Task: In the records below, how many lines hold the word "Bluetooth"? Give only the number.

Data about app and page elements

════════

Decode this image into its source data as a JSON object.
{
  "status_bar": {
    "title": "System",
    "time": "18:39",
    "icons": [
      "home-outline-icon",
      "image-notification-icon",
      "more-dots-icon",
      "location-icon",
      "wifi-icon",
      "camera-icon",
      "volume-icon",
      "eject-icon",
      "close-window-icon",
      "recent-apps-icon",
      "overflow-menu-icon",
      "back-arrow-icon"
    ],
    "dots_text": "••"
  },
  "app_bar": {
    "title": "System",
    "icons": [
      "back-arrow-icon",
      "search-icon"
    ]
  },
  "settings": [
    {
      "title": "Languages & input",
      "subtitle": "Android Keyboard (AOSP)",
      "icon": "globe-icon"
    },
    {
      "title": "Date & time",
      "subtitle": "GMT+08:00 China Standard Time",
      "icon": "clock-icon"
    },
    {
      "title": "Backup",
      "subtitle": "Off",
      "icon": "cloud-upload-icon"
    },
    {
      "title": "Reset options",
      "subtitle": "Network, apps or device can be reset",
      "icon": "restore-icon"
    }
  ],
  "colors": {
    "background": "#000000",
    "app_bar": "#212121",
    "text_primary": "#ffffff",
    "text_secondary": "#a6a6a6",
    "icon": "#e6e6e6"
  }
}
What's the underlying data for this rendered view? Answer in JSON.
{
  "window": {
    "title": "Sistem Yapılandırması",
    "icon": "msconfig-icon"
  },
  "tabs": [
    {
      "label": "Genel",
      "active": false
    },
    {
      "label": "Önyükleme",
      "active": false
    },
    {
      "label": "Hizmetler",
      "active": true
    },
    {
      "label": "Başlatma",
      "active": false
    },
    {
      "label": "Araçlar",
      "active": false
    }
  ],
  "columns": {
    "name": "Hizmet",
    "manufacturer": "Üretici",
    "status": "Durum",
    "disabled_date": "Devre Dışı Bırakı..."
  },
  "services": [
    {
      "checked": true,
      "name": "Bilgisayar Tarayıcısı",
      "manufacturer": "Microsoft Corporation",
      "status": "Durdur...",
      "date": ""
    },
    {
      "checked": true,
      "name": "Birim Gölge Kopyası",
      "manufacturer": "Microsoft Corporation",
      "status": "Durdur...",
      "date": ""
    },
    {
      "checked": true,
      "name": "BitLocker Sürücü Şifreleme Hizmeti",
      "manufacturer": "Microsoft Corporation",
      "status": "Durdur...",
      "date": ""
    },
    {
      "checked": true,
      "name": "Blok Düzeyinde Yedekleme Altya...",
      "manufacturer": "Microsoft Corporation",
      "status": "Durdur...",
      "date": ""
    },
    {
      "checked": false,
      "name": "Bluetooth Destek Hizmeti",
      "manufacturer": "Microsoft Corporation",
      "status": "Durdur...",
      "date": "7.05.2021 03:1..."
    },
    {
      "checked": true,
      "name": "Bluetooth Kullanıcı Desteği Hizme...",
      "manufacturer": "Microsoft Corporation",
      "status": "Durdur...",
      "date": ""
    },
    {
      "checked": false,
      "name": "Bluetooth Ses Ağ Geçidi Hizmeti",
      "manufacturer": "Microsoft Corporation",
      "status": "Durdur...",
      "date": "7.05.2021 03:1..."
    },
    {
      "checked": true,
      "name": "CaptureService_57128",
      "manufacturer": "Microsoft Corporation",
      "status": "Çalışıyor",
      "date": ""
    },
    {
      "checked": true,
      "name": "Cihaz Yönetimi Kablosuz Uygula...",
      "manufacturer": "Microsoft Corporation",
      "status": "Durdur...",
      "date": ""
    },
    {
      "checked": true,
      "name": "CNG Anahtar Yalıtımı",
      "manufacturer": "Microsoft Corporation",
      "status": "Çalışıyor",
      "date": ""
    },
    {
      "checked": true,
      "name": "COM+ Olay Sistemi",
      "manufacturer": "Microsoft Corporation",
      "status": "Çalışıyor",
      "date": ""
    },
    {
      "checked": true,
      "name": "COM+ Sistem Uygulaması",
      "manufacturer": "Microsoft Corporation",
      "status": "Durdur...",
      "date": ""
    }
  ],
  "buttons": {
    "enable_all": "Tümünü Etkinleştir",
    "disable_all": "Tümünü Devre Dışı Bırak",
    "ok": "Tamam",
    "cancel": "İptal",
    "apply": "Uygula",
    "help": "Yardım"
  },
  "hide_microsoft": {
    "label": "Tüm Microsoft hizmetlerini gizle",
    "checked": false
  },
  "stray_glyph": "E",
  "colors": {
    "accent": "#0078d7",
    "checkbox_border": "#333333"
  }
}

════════

Solved exercise: 3